BEGIN DATA TO EXAMINE
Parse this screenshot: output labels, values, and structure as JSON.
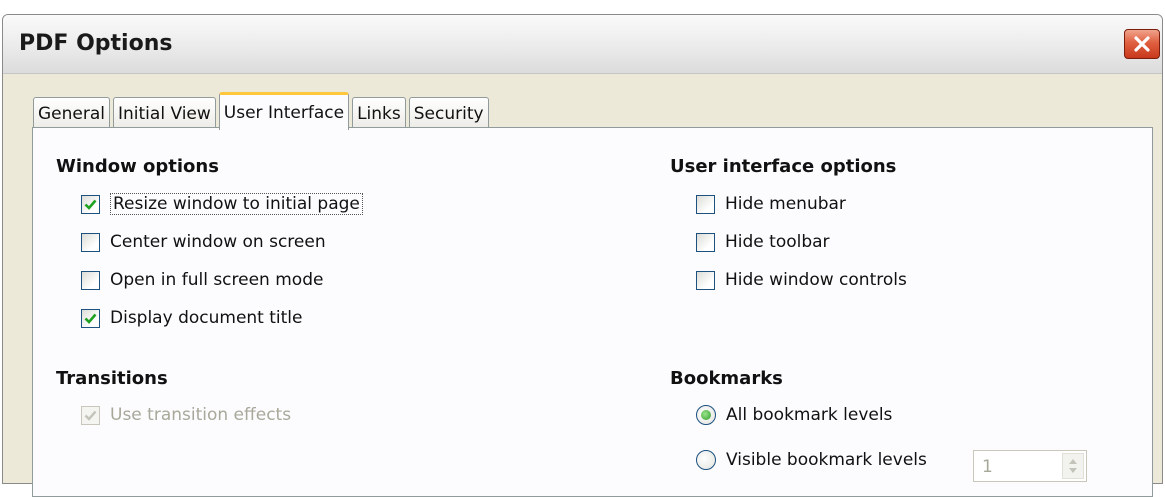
{
  "window": {
    "title": "PDF Options"
  },
  "tabs": [
    {
      "label": "General",
      "active": false
    },
    {
      "label": "Initial View",
      "active": false
    },
    {
      "label": "User Interface",
      "active": true
    },
    {
      "label": "Links",
      "active": false
    },
    {
      "label": "Security",
      "active": false
    }
  ],
  "window_options": {
    "title": "Window options",
    "items": [
      {
        "label": "Resize window to initial page",
        "checked": true
      },
      {
        "label": "Center window on screen",
        "checked": false
      },
      {
        "label": "Open in full screen mode",
        "checked": false
      },
      {
        "label": "Display document title",
        "checked": true
      }
    ]
  },
  "ui_options": {
    "title": "User interface options",
    "items": [
      {
        "label": "Hide menubar",
        "checked": false
      },
      {
        "label": "Hide toolbar",
        "checked": false
      },
      {
        "label": "Hide window controls",
        "checked": false
      }
    ]
  },
  "transitions": {
    "title": "Transitions",
    "use_transition_label": "Use transition effects",
    "checked": true,
    "enabled": false
  },
  "bookmarks": {
    "title": "Bookmarks",
    "all_levels_label": "All bookmark levels",
    "visible_levels_label": "Visible bookmark levels",
    "selected": "all",
    "levels_value": "1"
  },
  "colors": {
    "accent_tab": "#ffc83c",
    "check": "#21a121",
    "close_button": "#e06040"
  },
  "icons": {
    "close": "close-icon",
    "check": "checkmark-icon"
  }
}
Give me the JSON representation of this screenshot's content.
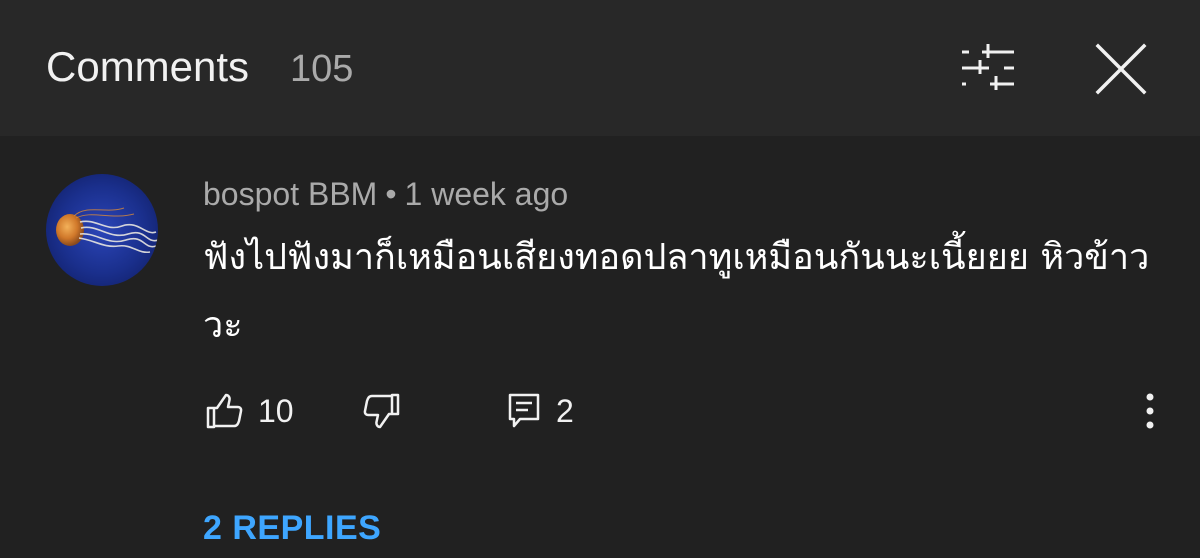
{
  "header": {
    "title": "Comments",
    "count": "105"
  },
  "comment": {
    "author": "bospot BBM",
    "separator": "•",
    "time": "1 week ago",
    "text": "ฟังไปฟังมาก็เหมือนเสียงทอดปลาทูเหมือนกันนะเนี้ยยย  หิวข้าววะ",
    "likes": "10",
    "replies_count": "2",
    "replies_link": "2 REPLIES"
  },
  "icons": {
    "filter": "filter-sliders-icon",
    "close": "close-icon",
    "like": "thumbs-up-icon",
    "dislike": "thumbs-down-icon",
    "reply": "comment-icon",
    "more": "more-vertical-icon"
  },
  "colors": {
    "background": "#212121",
    "header_background": "#282828",
    "link": "#3ea6ff",
    "secondary_text": "#aaaaaa"
  }
}
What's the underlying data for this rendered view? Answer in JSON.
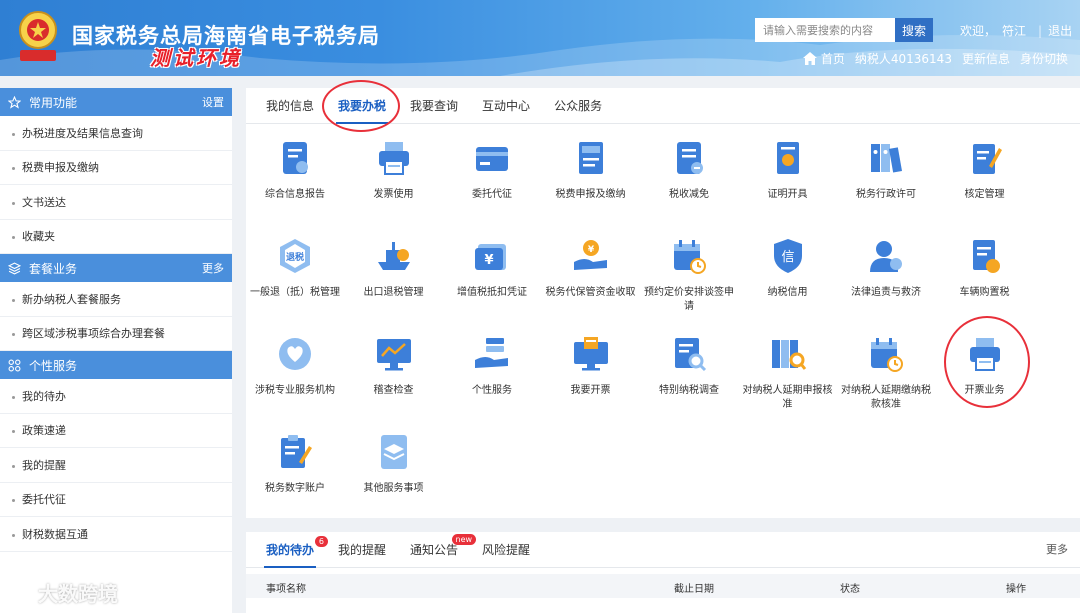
{
  "header": {
    "title": "国家税务总局海南省电子税务局",
    "env_label": "测试环境",
    "search_placeholder": "请输入需要搜索的内容",
    "search_button": "搜索",
    "welcome": "欢迎，",
    "user": "符江",
    "logout": "退出",
    "nav": {
      "home": "首页",
      "taxpayer": "纳税人40136143",
      "update": "更新信息",
      "switch": "身份切换"
    },
    "emblem_text": "中国税务"
  },
  "sidebar": {
    "sections": [
      {
        "title": "常用功能",
        "action": "设置",
        "icon": "star-icon",
        "items": [
          "办税进度及结果信息查询",
          "税费申报及缴纳",
          "文书送达",
          "收藏夹"
        ]
      },
      {
        "title": "套餐业务",
        "action": "更多",
        "icon": "package-icon",
        "items": [
          "新办纳税人套餐服务",
          "跨区域涉税事项综合办理套餐"
        ]
      },
      {
        "title": "个性服务",
        "action": "",
        "icon": "grid-icon",
        "items": [
          "我的待办",
          "政策速递",
          "我的提醒",
          "委托代征",
          "财税数据互通"
        ]
      }
    ]
  },
  "main": {
    "tabs": [
      "我的信息",
      "我要办税",
      "我要查询",
      "互动中心",
      "公众服务"
    ],
    "active_tab": 1,
    "services": [
      {
        "label": "综合信息报告",
        "icon": "report-icon"
      },
      {
        "label": "发票使用",
        "icon": "printer-icon"
      },
      {
        "label": "委托代征",
        "icon": "card-icon"
      },
      {
        "label": "税费申报及缴纳",
        "icon": "declare-icon"
      },
      {
        "label": "税收减免",
        "icon": "reduce-icon"
      },
      {
        "label": "证明开具",
        "icon": "certificate-icon"
      },
      {
        "label": "税务行政许可",
        "icon": "binders-icon"
      },
      {
        "label": "核定管理",
        "icon": "verify-icon"
      },
      {
        "label": "一般退（抵）税管理",
        "icon": "refund-icon"
      },
      {
        "label": "出口退税管理",
        "icon": "ship-icon"
      },
      {
        "label": "增值税抵扣凭证",
        "icon": "voucher-icon"
      },
      {
        "label": "税务代保管资金收取",
        "icon": "hand-coin-icon"
      },
      {
        "label": "预约定价安排谈签申请",
        "icon": "calendar-clock-icon"
      },
      {
        "label": "纳税信用",
        "icon": "credit-shield-icon"
      },
      {
        "label": "法律追责与救济",
        "icon": "person-icon"
      },
      {
        "label": "车辆购置税",
        "icon": "car-tax-icon"
      },
      {
        "label": "涉税专业服务机构",
        "icon": "heart-hand-icon"
      },
      {
        "label": "稽查检查",
        "icon": "monitor-chart-icon"
      },
      {
        "label": "个性服务",
        "icon": "hand-list-icon"
      },
      {
        "label": "我要开票",
        "icon": "invoice-monitor-icon"
      },
      {
        "label": "特别纳税调查",
        "icon": "search-doc-icon"
      },
      {
        "label": "对纳税人延期申报核准",
        "icon": "binders-search-icon"
      },
      {
        "label": "对纳税人延期缴纳税款核准",
        "icon": "calendar-clock-icon"
      },
      {
        "label": "开票业务",
        "icon": "printer-icon"
      },
      {
        "label": "税务数字账户",
        "icon": "clipboard-pen-icon"
      },
      {
        "label": "其他服务事项",
        "icon": "layers-doc-icon"
      }
    ]
  },
  "bottom": {
    "tabs": [
      {
        "label": "我的待办",
        "badge": "6"
      },
      {
        "label": "我的提醒",
        "badge": ""
      },
      {
        "label": "通知公告",
        "badge": "new"
      },
      {
        "label": "风险提醒",
        "badge": ""
      }
    ],
    "more": "更多",
    "columns": [
      "事项名称",
      "截止日期",
      "状态",
      "操作"
    ]
  },
  "watermark": "大数跨境",
  "colors": {
    "primary": "#1a5fc2",
    "header": "#3a8ee0",
    "sidebar_head": "#4a8fdc",
    "highlight": "#e8303a"
  }
}
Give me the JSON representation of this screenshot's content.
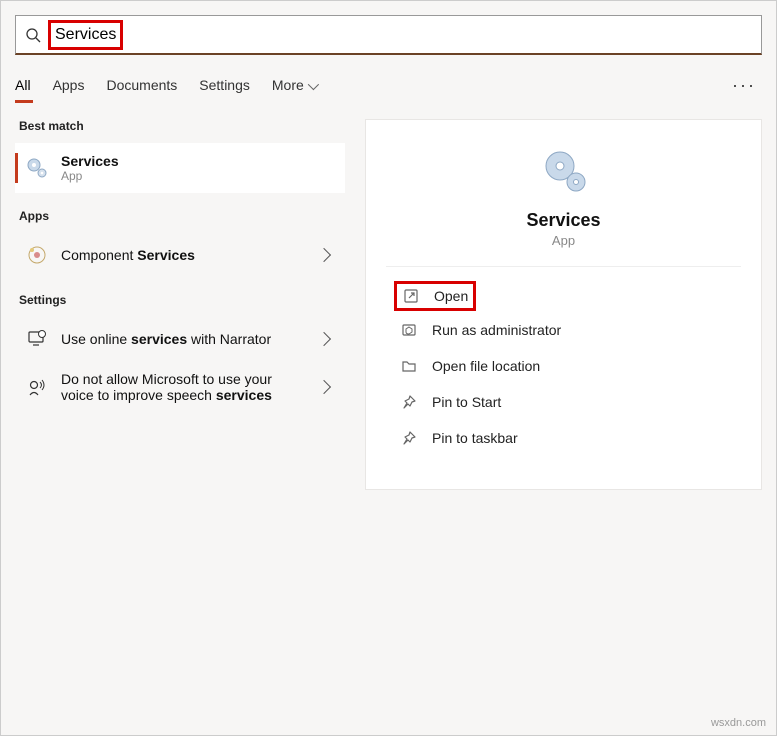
{
  "search": {
    "value": "Services"
  },
  "tabs": {
    "all": "All",
    "apps": "Apps",
    "documents": "Documents",
    "settings": "Settings",
    "more": "More"
  },
  "sections": {
    "best_match": "Best match",
    "apps": "Apps",
    "settings": "Settings"
  },
  "results": {
    "best": {
      "title": "Services",
      "sub": "App"
    },
    "app1": {
      "prefix": "Component ",
      "bold": "Services"
    },
    "setting1": {
      "prefix": "Use online ",
      "bold": "services",
      "suffix": " with Narrator"
    },
    "setting2": {
      "line1_prefix": "Do not allow Microsoft to use your",
      "line2_prefix": "voice to improve speech ",
      "line2_bold": "services"
    }
  },
  "preview": {
    "title": "Services",
    "sub": "App",
    "actions": {
      "open": "Open",
      "admin": "Run as administrator",
      "location": "Open file location",
      "pin_start": "Pin to Start",
      "pin_taskbar": "Pin to taskbar"
    }
  },
  "watermark": "wsxdn.com"
}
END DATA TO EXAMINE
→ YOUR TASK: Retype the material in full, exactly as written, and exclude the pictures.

→ WRITTEN RESPONSE:
Parse this screenshot: output labels, values, and structure as JSON.
{
  "window": {
    "title": "PDF Options"
  },
  "tabs": [
    {
      "label": "General",
      "active": false
    },
    {
      "label": "Initial View",
      "active": false
    },
    {
      "label": "User Interface",
      "active": true
    },
    {
      "label": "Links",
      "active": false
    },
    {
      "label": "Security",
      "active": false
    }
  ],
  "window_options": {
    "title": "Window options",
    "items": [
      {
        "label": "Resize window to initial page",
        "checked": true
      },
      {
        "label": "Center window on screen",
        "checked": false
      },
      {
        "label": "Open in full screen mode",
        "checked": false
      },
      {
        "label": "Display document title",
        "checked": true
      }
    ]
  },
  "ui_options": {
    "title": "User interface options",
    "items": [
      {
        "label": "Hide menubar",
        "checked": false
      },
      {
        "label": "Hide toolbar",
        "checked": false
      },
      {
        "label": "Hide window controls",
        "checked": false
      }
    ]
  },
  "transitions": {
    "title": "Transitions",
    "use_transition_label": "Use transition effects",
    "checked": true,
    "enabled": false
  },
  "bookmarks": {
    "title": "Bookmarks",
    "all_levels_label": "All bookmark levels",
    "visible_levels_label": "Visible bookmark levels",
    "selected": "all",
    "levels_value": "1"
  },
  "colors": {
    "accent_tab": "#ffc83c",
    "check": "#21a121",
    "close_button": "#e06040"
  },
  "icons": {
    "close": "close-icon",
    "check": "checkmark-icon"
  }
}
Give me the JSON representation of this screenshot's content.
{
  "header": {
    "title": "Comments",
    "count": "105"
  },
  "comment": {
    "author": "bospot BBM",
    "separator": "•",
    "time": "1 week ago",
    "text": "ฟังไปฟังมาก็เหมือนเสียงทอดปลาทูเหมือนกันนะเนี้ยยย  หิวข้าววะ",
    "likes": "10",
    "replies_count": "2",
    "replies_link": "2 REPLIES"
  },
  "icons": {
    "filter": "filter-sliders-icon",
    "close": "close-icon",
    "like": "thumbs-up-icon",
    "dislike": "thumbs-down-icon",
    "reply": "comment-icon",
    "more": "more-vertical-icon"
  },
  "colors": {
    "background": "#212121",
    "header_background": "#282828",
    "link": "#3ea6ff",
    "secondary_text": "#aaaaaa"
  }
}
What's the underlying data for this rendered view? Answer in JSON.
{
  "header": {
    "title": "国家税务总局海南省电子税务局",
    "env_label": "测试环境",
    "search_placeholder": "请输入需要搜索的内容",
    "search_button": "搜索",
    "welcome": "欢迎，",
    "user": "符江",
    "logout": "退出",
    "nav": {
      "home": "首页",
      "taxpayer": "纳税人40136143",
      "update": "更新信息",
      "switch": "身份切换"
    },
    "emblem_text": "中国税务"
  },
  "sidebar": {
    "sections": [
      {
        "title": "常用功能",
        "action": "设置",
        "icon": "star-icon",
        "items": [
          "办税进度及结果信息查询",
          "税费申报及缴纳",
          "文书送达",
          "收藏夹"
        ]
      },
      {
        "title": "套餐业务",
        "action": "更多",
        "icon": "package-icon",
        "items": [
          "新办纳税人套餐服务",
          "跨区域涉税事项综合办理套餐"
        ]
      },
      {
        "title": "个性服务",
        "action": "",
        "icon": "grid-icon",
        "items": [
          "我的待办",
          "政策速递",
          "我的提醒",
          "委托代征",
          "财税数据互通"
        ]
      }
    ]
  },
  "main": {
    "tabs": [
      "我的信息",
      "我要办税",
      "我要查询",
      "互动中心",
      "公众服务"
    ],
    "active_tab": 1,
    "services": [
      {
        "label": "综合信息报告",
        "icon": "report-icon"
      },
      {
        "label": "发票使用",
        "icon": "printer-icon"
      },
      {
        "label": "委托代征",
        "icon": "card-icon"
      },
      {
        "label": "税费申报及缴纳",
        "icon": "declare-icon"
      },
      {
        "label": "税收减免",
        "icon": "reduce-icon"
      },
      {
        "label": "证明开具",
        "icon": "certificate-icon"
      },
      {
        "label": "税务行政许可",
        "icon": "binders-icon"
      },
      {
        "label": "核定管理",
        "icon": "verify-icon"
      },
      {
        "label": "一般退（抵）税管理",
        "icon": "refund-icon"
      },
      {
        "label": "出口退税管理",
        "icon": "ship-icon"
      },
      {
        "label": "增值税抵扣凭证",
        "icon": "voucher-icon"
      },
      {
        "label": "税务代保管资金收取",
        "icon": "hand-coin-icon"
      },
      {
        "label": "预约定价安排谈签申请",
        "icon": "calendar-clock-icon"
      },
      {
        "label": "纳税信用",
        "icon": "credit-shield-icon"
      },
      {
        "label": "法律追责与救济",
        "icon": "person-icon"
      },
      {
        "label": "车辆购置税",
        "icon": "car-tax-icon"
      },
      {
        "label": "涉税专业服务机构",
        "icon": "heart-hand-icon"
      },
      {
        "label": "稽查检查",
        "icon": "monitor-chart-icon"
      },
      {
        "label": "个性服务",
        "icon": "hand-list-icon"
      },
      {
        "label": "我要开票",
        "icon": "invoice-monitor-icon"
      },
      {
        "label": "特别纳税调查",
        "icon": "search-doc-icon"
      },
      {
        "label": "对纳税人延期申报核准",
        "icon": "binders-search-icon"
      },
      {
        "label": "对纳税人延期缴纳税款核准",
        "icon": "calendar-clock-icon"
      },
      {
        "label": "开票业务",
        "icon": "printer-icon"
      },
      {
        "label": "税务数字账户",
        "icon": "clipboard-pen-icon"
      },
      {
        "label": "其他服务事项",
        "icon": "layers-doc-icon"
      }
    ]
  },
  "bottom": {
    "tabs": [
      {
        "label": "我的待办",
        "badge": "6"
      },
      {
        "label": "我的提醒",
        "badge": ""
      },
      {
        "label": "通知公告",
        "badge": "new"
      },
      {
        "label": "风险提醒",
        "badge": ""
      }
    ],
    "more": "更多",
    "columns": [
      "事项名称",
      "截止日期",
      "状态",
      "操作"
    ]
  },
  "watermark": "大数跨境",
  "colors": {
    "primary": "#1a5fc2",
    "header": "#3a8ee0",
    "sidebar_head": "#4a8fdc",
    "highlight": "#e8303a"
  }
}
Give me the JSON representation of this screenshot's content.
{
  "search": {
    "value": "Services"
  },
  "tabs": {
    "all": "All",
    "apps": "Apps",
    "documents": "Documents",
    "settings": "Settings",
    "more": "More"
  },
  "sections": {
    "best_match": "Best match",
    "apps": "Apps",
    "settings": "Settings"
  },
  "results": {
    "best": {
      "title": "Services",
      "sub": "App"
    },
    "app1": {
      "prefix": "Component ",
      "bold": "Services"
    },
    "setting1": {
      "prefix": "Use online ",
      "bold": "services",
      "suffix": " with Narrator"
    },
    "setting2": {
      "line1_prefix": "Do not allow Microsoft to use your",
      "line2_prefix": "voice to improve speech ",
      "line2_bold": "services"
    }
  },
  "preview": {
    "title": "Services",
    "sub": "App",
    "actions": {
      "open": "Open",
      "admin": "Run as administrator",
      "location": "Open file location",
      "pin_start": "Pin to Start",
      "pin_taskbar": "Pin to taskbar"
    }
  },
  "watermark": "wsxdn.com"
}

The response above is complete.